Look through the entries below for the string "title", and copy each line where it is found.
START The input
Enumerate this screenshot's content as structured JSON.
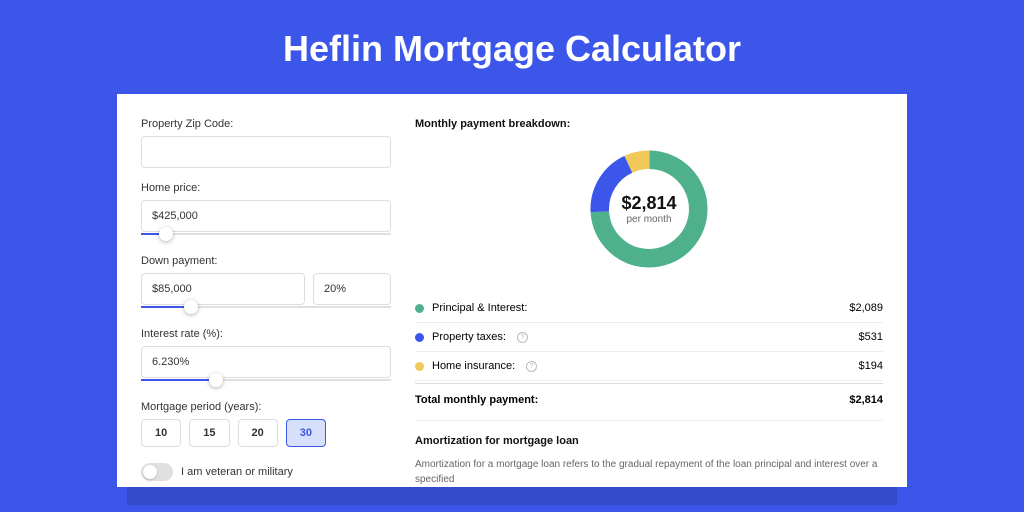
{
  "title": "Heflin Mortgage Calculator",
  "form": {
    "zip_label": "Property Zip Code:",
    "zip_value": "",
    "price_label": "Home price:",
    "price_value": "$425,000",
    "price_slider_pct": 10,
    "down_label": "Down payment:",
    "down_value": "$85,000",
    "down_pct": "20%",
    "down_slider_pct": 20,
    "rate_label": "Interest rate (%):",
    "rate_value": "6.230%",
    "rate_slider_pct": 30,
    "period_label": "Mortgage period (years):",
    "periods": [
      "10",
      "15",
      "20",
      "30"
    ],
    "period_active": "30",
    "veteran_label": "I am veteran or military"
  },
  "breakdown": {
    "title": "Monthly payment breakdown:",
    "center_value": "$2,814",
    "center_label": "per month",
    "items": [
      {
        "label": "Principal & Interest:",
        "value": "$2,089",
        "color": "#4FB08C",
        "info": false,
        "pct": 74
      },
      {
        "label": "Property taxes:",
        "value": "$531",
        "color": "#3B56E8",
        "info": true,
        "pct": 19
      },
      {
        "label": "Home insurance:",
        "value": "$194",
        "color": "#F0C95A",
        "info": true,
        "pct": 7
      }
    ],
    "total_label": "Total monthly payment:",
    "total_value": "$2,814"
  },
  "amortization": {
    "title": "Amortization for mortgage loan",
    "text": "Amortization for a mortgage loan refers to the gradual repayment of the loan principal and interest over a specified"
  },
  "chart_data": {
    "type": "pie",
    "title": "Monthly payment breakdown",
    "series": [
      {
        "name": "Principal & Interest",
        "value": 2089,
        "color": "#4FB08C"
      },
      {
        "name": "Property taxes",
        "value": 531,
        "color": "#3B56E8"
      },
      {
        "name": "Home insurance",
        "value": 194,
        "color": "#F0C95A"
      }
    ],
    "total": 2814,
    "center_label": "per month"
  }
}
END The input
● **Output for this task**:
  "title": "Heflin Mortgage Calculator",
    "title": "Monthly payment breakdown:",
    "title": "Amortization for mortgage loan",
    "title": "Monthly payment breakdown",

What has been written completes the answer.